Look through the listing below, and wherever a line has the string "状态良好", copy it.

**Data listing:**

+++

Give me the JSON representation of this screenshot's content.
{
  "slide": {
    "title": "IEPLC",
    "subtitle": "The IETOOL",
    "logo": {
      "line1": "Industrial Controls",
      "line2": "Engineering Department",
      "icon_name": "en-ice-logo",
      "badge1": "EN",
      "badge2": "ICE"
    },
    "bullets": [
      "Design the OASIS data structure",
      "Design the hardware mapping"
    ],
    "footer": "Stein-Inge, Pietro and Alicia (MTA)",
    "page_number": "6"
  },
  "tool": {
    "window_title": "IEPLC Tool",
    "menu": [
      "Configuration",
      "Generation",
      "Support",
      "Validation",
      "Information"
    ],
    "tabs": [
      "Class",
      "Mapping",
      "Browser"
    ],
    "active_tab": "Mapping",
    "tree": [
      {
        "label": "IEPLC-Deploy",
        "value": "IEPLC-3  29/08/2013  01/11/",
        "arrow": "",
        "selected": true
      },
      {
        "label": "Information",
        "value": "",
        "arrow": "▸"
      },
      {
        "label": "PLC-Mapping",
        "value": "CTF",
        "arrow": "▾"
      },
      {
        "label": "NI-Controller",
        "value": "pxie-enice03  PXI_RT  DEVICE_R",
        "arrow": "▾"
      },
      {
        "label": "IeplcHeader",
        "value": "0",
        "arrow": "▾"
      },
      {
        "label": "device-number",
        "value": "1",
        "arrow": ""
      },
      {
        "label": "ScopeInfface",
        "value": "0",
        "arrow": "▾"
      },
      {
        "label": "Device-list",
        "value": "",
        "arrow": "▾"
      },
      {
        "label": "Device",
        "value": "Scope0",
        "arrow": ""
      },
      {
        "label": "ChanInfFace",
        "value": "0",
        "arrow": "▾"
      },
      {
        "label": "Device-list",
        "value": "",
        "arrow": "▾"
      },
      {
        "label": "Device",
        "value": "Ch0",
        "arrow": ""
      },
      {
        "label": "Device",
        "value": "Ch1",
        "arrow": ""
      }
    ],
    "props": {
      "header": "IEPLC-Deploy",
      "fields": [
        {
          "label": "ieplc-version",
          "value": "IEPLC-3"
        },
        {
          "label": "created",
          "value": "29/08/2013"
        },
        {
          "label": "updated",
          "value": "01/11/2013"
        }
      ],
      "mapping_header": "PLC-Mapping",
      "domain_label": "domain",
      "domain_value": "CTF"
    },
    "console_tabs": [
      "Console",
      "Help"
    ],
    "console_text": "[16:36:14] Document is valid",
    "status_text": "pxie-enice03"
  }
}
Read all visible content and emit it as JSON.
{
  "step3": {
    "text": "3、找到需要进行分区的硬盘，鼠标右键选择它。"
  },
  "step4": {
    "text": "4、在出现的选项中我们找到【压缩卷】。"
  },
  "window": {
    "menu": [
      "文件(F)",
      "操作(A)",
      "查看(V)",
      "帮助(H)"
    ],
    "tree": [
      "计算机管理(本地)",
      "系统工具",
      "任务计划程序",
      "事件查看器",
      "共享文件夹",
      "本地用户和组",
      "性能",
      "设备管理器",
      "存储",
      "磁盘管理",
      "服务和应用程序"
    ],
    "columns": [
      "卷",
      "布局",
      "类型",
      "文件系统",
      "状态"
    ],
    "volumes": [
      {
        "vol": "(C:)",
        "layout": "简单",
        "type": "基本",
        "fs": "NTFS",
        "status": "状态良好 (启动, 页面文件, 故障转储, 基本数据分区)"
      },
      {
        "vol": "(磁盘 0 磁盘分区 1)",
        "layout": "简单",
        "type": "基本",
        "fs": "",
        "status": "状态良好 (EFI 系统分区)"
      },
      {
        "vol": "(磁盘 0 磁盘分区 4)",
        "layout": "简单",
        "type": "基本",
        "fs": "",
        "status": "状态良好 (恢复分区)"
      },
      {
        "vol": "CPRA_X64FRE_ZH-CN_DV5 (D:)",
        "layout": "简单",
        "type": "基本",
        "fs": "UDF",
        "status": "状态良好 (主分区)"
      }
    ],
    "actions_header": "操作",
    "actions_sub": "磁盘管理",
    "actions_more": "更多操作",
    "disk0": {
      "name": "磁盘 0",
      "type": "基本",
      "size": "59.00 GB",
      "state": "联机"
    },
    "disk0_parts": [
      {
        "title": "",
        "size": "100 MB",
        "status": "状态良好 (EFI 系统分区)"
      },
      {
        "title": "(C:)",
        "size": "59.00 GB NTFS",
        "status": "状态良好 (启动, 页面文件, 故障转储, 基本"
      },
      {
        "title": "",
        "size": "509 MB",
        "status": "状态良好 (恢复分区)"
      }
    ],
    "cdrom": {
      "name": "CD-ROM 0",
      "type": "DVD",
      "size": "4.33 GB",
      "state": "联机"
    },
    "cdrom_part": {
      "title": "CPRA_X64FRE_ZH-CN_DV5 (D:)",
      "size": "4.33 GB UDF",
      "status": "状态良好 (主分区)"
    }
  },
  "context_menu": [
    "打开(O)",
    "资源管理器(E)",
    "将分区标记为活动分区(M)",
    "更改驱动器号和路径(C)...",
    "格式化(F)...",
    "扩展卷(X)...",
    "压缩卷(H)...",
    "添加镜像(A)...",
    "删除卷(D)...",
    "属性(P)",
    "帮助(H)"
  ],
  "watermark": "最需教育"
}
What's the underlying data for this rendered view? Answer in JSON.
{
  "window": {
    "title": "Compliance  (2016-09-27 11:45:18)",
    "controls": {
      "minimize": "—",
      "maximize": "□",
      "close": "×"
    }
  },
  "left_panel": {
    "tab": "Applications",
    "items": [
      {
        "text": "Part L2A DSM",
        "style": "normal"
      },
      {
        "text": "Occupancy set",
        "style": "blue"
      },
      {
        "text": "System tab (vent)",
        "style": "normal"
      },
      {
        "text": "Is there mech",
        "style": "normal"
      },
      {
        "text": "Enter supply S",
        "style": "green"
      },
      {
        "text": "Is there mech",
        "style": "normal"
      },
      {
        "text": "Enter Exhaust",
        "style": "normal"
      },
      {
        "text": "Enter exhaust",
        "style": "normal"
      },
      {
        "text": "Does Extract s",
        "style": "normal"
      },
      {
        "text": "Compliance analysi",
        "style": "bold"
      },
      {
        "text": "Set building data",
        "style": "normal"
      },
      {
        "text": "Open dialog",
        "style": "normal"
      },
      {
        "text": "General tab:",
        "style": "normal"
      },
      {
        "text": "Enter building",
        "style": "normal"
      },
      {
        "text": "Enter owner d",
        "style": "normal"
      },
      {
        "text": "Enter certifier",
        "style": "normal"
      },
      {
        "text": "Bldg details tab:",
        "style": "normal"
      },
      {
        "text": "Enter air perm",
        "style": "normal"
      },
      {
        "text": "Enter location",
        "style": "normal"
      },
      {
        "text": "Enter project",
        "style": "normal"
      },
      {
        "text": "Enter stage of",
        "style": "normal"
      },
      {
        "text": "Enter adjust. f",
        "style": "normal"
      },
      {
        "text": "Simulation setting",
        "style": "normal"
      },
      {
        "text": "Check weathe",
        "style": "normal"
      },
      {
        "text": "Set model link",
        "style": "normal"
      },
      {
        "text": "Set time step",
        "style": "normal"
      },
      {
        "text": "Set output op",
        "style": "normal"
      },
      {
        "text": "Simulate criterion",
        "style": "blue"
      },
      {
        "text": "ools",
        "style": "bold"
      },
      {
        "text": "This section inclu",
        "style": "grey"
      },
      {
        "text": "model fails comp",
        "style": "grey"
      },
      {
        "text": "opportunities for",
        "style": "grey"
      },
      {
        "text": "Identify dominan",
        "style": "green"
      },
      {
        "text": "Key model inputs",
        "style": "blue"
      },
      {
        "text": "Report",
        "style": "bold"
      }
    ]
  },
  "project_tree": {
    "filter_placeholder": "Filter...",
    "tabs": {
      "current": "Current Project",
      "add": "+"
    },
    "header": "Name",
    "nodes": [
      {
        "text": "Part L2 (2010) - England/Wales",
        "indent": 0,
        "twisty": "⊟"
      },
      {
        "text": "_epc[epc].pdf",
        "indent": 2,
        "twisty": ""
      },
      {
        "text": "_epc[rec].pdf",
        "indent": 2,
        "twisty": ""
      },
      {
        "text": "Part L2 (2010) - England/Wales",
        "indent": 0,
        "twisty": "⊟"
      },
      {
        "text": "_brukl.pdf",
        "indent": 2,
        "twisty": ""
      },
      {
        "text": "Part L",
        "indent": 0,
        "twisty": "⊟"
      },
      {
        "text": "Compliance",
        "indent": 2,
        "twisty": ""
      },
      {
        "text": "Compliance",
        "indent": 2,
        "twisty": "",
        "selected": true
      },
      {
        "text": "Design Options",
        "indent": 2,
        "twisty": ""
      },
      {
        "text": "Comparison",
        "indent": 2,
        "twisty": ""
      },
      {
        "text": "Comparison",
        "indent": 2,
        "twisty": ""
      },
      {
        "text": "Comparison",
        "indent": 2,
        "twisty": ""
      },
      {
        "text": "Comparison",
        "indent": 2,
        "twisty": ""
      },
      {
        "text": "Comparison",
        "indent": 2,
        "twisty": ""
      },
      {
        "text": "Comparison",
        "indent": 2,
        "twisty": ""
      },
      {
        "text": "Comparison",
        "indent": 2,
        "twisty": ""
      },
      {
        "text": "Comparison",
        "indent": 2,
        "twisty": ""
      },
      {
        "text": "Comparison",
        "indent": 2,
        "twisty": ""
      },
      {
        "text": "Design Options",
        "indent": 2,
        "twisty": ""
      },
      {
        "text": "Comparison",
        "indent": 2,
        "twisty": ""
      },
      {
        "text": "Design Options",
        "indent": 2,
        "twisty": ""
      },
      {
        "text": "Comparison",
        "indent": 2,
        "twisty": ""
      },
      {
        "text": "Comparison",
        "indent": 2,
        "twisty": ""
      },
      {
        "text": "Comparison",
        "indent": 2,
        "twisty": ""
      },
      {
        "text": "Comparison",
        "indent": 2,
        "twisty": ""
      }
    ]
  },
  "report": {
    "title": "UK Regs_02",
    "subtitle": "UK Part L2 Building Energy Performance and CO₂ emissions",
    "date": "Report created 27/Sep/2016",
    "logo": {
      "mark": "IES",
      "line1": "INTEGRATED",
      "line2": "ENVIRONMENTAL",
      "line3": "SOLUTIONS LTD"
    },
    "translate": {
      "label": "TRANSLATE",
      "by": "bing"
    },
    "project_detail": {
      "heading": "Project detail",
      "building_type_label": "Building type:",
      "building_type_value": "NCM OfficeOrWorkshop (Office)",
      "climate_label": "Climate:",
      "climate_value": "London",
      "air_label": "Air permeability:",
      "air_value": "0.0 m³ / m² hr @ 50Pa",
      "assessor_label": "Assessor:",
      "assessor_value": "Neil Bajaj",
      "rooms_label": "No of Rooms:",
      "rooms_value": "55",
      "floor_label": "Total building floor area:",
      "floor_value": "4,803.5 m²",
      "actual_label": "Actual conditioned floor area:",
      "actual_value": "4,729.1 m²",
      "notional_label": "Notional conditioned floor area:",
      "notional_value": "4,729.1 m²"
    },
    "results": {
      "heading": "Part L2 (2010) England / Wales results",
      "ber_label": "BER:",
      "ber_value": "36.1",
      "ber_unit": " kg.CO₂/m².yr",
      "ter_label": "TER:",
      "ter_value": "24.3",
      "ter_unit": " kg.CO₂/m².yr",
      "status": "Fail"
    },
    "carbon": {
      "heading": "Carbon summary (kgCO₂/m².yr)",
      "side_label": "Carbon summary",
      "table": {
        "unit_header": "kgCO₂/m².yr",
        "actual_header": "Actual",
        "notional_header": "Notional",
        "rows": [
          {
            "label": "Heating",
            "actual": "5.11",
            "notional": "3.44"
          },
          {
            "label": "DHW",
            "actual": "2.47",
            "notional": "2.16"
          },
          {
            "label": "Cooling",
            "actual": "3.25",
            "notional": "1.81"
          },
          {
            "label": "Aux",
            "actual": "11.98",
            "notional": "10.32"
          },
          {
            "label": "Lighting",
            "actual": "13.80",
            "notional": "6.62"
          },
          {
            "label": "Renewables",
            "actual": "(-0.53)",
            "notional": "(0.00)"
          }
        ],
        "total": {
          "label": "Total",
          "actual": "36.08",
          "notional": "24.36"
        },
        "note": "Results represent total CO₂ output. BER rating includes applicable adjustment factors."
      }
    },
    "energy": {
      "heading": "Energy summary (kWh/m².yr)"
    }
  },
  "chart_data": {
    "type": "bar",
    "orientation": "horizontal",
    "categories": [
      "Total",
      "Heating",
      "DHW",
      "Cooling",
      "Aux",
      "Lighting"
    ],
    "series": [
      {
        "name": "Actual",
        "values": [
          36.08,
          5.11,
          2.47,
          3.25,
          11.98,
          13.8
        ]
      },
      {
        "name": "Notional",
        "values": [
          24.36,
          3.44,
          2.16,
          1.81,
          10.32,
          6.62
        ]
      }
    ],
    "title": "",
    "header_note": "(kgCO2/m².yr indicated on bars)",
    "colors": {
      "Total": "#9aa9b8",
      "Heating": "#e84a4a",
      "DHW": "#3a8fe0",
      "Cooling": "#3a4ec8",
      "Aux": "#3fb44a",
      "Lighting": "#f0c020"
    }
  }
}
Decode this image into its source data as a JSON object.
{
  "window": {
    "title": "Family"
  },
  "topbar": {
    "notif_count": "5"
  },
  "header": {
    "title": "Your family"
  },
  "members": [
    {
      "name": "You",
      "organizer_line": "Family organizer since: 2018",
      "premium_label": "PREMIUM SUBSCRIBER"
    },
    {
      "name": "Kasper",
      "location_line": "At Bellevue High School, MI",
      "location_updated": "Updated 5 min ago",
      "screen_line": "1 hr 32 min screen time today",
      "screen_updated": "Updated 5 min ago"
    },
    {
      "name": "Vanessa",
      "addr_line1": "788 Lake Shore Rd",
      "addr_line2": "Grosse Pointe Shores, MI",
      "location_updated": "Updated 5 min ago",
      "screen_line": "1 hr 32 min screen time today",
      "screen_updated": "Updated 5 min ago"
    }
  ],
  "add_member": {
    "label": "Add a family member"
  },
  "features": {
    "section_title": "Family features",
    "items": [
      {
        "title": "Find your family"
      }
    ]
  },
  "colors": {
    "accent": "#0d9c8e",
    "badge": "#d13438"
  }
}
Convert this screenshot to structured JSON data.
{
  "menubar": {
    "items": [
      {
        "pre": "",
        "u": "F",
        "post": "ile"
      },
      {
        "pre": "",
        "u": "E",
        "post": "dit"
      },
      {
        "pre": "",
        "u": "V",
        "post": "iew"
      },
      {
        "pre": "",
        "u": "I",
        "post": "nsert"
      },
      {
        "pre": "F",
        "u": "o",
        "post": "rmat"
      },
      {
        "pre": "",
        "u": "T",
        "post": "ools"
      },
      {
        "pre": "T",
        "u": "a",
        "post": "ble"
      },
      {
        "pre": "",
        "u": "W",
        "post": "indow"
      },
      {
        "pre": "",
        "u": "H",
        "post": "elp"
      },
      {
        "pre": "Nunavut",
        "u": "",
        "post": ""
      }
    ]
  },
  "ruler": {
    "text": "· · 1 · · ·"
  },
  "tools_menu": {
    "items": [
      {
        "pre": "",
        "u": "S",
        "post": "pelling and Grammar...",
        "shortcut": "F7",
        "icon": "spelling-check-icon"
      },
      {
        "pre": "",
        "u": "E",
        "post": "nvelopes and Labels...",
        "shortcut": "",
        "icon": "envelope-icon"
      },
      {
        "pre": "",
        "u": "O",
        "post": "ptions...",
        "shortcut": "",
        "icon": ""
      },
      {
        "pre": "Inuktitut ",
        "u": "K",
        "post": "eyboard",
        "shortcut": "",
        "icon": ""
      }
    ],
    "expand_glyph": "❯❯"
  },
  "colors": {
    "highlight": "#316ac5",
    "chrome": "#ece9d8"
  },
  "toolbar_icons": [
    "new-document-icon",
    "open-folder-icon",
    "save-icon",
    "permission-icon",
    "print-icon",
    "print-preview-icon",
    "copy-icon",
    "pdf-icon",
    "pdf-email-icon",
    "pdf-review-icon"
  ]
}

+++

**Exercise answer:**
        "status": "状态良好 (启动, 页面文件, 故障转储, 基本数据分区)"
        "status": "状态良好 (EFI 系统分区)"
        "status": "状态良好 (恢复分区)"
        "status": "状态良好 (主分区)"
        "status": "状态良好 (EFI 系统分区)"
        "status": "状态良好 (启动, 页面文件, 故障转储, 基本"
        "status": "状态良好 (恢复分区)"
      "status": "状态良好 (主分区)"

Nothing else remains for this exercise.